Now you can create your buildpack. You’ll need to set up environment variables for working with S3:
$ export AWS_ID=YOUR-AWS-ID AWS_SECRET=YOUR-AWS-SECRET S3_BUCKET=AN-S3-BUCKET-NAME
Create an S3 bucket to hold your buildpack. I used the S3 console, but, if you have the command line tools installed, you can use them instead.
Next you’ll need to package Node.js and NPM for use on Heroku. I used the current latest, greatest version of Node.js, 0.6.1, and NPM, 1.0.105:
$ support/package_node 0.6.1 $ support/package_npm 1.0.105
bin/compile in your editor, and update the following lines:
NODE_VERSION="0.6.1" NPM_VERSION="1.0.105" S3_BUCKET=AN-S3-BUCKET-NAME
Now commit your changes and push the file back to GitHub:
$ git commit -am "Update Node.js to 0.6.1, NPM to 1.0.105" $ git push
You can now create a Heroku app using your custom buildpack.
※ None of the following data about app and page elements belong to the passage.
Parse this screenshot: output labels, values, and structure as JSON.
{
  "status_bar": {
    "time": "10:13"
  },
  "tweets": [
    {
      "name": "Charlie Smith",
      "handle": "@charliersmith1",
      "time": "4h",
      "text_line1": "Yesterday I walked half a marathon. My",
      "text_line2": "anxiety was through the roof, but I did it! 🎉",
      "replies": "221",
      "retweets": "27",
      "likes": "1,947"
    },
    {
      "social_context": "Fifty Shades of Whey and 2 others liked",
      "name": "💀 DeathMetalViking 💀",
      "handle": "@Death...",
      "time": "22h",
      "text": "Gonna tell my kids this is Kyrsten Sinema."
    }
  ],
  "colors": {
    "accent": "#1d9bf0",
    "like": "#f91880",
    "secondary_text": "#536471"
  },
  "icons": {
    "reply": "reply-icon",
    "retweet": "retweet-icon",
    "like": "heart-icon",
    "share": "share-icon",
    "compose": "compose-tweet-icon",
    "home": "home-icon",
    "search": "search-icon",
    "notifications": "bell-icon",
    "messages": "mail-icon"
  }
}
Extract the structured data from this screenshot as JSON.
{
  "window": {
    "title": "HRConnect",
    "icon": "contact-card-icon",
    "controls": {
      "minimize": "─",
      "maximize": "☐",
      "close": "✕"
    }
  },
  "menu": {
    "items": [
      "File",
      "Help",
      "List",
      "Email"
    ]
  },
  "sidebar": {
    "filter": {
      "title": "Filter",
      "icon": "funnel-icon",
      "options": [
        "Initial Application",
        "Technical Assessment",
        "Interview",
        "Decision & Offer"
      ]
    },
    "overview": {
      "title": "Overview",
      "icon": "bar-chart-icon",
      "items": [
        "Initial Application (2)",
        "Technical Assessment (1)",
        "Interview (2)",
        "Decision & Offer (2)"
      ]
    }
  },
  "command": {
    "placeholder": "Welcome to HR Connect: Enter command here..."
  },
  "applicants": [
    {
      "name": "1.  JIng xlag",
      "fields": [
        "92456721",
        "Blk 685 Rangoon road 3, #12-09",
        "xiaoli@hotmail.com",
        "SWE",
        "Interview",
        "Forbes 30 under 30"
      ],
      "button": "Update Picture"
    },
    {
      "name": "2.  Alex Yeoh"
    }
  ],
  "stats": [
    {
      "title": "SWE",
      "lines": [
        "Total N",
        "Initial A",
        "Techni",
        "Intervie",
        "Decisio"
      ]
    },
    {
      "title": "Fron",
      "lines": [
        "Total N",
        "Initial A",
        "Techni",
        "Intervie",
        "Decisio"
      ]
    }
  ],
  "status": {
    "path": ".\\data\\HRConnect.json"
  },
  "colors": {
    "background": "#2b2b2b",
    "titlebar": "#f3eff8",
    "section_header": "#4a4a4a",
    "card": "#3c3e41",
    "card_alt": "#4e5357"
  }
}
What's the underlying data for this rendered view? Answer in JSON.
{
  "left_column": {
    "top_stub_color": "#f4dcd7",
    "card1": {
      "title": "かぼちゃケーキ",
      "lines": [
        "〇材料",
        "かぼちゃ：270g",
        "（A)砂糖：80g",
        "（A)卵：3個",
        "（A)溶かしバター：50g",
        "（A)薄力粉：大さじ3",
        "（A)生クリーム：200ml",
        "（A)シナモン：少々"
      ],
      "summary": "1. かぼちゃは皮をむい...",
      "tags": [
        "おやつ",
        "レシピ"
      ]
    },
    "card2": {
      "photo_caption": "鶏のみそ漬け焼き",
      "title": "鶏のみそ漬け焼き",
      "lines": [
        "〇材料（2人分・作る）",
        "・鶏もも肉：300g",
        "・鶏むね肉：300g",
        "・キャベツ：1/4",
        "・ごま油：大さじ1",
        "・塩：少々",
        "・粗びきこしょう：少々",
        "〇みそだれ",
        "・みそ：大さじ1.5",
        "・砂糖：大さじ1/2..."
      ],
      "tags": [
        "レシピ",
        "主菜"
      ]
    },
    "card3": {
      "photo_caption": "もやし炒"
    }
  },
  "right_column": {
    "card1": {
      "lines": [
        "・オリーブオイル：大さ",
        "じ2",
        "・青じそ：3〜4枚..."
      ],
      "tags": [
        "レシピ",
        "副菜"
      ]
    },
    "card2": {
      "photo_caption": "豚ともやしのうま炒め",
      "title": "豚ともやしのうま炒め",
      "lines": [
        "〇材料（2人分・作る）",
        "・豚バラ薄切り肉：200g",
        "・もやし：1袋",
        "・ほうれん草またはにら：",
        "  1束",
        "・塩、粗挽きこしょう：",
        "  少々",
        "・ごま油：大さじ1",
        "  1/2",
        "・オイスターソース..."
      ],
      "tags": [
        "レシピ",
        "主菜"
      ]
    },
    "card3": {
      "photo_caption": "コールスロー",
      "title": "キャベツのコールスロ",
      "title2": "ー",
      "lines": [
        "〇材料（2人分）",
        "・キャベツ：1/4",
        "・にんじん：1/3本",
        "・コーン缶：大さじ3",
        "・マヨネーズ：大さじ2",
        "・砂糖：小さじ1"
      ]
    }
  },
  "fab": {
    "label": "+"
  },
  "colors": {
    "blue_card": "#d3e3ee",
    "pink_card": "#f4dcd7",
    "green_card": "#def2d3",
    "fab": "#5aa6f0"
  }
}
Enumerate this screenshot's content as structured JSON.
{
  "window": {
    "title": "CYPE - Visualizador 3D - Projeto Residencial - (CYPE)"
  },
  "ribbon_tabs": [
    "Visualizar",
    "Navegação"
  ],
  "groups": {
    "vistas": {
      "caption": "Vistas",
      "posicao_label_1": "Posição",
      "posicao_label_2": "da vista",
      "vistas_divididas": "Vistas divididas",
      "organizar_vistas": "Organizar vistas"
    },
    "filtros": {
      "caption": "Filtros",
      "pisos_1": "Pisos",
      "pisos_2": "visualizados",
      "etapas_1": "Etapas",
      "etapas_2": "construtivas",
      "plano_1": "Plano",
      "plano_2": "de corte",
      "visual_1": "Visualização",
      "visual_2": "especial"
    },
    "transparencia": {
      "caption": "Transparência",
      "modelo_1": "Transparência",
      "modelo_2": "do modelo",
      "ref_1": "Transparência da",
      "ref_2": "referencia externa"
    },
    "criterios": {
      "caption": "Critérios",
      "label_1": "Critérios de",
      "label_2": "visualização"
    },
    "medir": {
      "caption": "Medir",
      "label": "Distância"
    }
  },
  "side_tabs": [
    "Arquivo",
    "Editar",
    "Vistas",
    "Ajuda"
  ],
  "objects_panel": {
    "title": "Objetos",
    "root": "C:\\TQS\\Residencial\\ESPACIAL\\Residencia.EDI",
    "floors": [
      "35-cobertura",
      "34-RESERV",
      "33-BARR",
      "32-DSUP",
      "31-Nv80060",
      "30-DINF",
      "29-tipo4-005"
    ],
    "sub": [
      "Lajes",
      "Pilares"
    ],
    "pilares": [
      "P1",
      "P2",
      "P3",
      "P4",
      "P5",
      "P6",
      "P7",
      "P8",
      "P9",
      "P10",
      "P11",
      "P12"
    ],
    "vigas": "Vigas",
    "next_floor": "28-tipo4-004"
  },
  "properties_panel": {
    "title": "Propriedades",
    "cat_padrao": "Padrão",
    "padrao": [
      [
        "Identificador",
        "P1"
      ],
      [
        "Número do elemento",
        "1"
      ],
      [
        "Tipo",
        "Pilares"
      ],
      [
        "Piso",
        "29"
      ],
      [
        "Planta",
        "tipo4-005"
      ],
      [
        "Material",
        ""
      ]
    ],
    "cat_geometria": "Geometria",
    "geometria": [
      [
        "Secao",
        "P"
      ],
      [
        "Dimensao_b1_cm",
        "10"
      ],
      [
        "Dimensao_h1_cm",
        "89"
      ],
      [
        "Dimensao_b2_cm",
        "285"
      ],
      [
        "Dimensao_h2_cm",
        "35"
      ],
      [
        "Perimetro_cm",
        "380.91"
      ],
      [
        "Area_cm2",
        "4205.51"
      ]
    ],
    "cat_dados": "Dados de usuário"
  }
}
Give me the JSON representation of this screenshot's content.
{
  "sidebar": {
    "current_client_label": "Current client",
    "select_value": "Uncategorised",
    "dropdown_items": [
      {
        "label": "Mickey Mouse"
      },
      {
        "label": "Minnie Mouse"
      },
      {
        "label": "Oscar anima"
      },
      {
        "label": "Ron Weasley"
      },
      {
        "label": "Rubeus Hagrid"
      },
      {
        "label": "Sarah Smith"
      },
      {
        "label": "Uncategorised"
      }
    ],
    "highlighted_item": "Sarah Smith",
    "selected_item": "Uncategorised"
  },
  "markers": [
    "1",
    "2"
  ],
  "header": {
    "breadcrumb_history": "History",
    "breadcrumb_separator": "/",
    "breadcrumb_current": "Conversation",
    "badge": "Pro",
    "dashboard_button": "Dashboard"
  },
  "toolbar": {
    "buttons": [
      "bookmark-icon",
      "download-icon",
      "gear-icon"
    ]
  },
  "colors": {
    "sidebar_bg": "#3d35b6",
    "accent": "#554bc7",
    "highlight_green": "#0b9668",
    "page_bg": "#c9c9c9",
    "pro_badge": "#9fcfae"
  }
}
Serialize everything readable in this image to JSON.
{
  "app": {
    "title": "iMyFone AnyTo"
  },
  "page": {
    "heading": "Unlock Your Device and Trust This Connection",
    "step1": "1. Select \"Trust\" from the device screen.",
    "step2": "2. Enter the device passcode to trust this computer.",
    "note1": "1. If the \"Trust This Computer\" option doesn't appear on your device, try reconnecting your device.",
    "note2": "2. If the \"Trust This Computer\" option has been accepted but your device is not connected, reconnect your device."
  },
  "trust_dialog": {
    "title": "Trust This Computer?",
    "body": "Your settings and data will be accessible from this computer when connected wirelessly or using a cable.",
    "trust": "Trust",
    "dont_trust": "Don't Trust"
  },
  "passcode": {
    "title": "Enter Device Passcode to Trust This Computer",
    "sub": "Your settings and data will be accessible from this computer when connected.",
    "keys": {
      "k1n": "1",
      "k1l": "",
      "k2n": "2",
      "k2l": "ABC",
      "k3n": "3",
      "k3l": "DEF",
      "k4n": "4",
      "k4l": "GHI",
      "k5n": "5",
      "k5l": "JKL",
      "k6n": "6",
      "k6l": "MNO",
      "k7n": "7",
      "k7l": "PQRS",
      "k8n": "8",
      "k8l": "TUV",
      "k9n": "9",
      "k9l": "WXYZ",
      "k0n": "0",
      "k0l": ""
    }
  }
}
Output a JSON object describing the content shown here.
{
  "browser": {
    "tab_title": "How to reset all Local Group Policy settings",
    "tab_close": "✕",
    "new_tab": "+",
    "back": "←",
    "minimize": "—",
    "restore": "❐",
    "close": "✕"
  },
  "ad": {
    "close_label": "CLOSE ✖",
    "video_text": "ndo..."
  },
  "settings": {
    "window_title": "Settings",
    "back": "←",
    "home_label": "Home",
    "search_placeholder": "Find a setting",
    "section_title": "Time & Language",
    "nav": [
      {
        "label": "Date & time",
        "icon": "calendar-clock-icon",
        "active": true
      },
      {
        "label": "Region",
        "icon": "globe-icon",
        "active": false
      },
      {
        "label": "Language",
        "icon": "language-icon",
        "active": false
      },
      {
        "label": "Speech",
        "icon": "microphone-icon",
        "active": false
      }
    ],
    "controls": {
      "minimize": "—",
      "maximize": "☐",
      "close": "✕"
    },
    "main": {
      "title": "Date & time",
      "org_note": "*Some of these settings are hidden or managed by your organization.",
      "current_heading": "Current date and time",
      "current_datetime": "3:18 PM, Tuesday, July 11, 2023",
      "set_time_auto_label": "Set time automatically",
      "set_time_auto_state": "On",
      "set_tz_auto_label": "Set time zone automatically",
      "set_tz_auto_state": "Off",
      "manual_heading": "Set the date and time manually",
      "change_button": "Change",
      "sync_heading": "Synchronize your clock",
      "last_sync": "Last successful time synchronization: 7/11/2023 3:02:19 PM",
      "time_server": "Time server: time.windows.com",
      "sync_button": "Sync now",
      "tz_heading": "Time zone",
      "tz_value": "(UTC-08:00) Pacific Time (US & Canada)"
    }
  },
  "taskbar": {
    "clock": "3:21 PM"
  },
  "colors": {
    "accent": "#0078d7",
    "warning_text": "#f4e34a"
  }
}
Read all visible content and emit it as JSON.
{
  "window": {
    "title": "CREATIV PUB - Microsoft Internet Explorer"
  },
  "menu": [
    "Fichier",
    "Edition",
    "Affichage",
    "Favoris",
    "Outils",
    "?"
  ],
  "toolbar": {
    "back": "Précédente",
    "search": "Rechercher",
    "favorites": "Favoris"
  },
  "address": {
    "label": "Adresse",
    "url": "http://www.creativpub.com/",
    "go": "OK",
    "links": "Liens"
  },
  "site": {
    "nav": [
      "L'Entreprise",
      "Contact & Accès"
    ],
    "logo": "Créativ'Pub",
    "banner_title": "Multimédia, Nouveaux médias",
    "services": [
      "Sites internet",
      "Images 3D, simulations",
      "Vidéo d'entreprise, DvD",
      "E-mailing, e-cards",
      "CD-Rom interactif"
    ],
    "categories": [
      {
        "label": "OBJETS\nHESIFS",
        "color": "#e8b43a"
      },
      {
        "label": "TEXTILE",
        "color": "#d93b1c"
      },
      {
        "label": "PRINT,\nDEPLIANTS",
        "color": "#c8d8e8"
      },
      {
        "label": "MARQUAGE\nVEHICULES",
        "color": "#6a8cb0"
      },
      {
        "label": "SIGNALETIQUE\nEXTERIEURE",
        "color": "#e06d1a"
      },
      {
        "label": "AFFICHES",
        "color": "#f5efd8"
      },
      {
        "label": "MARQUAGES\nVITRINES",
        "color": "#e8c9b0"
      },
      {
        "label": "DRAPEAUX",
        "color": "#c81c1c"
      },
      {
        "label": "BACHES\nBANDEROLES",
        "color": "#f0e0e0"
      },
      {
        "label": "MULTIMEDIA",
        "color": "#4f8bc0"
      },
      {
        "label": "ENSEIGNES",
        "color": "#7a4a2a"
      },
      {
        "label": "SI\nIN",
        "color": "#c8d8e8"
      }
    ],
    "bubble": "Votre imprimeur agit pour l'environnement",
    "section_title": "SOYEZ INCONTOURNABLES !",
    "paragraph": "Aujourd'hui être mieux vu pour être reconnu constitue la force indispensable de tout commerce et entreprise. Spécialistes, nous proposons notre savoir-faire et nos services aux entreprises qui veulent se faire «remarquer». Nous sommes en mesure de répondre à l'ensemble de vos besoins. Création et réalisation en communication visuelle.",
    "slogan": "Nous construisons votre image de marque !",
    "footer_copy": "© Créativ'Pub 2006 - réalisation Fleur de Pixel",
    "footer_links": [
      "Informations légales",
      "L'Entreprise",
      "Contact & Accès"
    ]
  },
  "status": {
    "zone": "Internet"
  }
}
You’ll also need to specify the Cedar stack:
$ heroku create --stack cedar --buildpack http://github.com/YOUR-GITHUB-ID/heroku-buildpack-nodejs.git
When you push your app to Heroku, you should see the custom buildpack in action:
$ cd ../node-example/ $ git push heroku master Counting objects: 11, done. Delta compression using up to 4 threads. Compressing objects: 100% (8/8), done. Writing objects: 100% (11/11), 4.02 KiB, done. Total 11 (delta 1), reused 0 (delta 0) -----> Heroku receiving push -----> Fetching custom build pack... done -----> Node.js app detected -----> Fetching Node.js binaries -----> Vendoring node 0.6.1 -----> Installing dependencies with npm 1.0.105 Dependencies installed -----> Discovering process types Procfile declares types -> web -----> Compiled slug size is 3.3MB -----> Launching... done, v6 http://strong-galaxy-8791.herokuapp.com deployed to Heroku To firstname.lastname@example.org:strong-galaxy-8791.git cd3c0e2..33fdd7a master -> master $ curl http://strong-galaxy-8791.herokuapp.com Hello from Node.js v0.6.1
Note: Due to an incompatibility between the default BSD tar on my Mac and GNU tar on Heroku, I saw many warnings while pushing my Node.js app to Heroku, of the form
tar: Ignoring unknown extended header keyword `SCHILY.dev' tar: Ignoring unknown extended header keyword `SCHILY.ino' tar: Ignoring unknown extended header keyword `SCHILY.nlink'
These are annoying, but benign – the push completes successfully. If you’re on a Mac and you want to get rid of them, add the line
just after the opening
#!/bin/sh in both package scripts.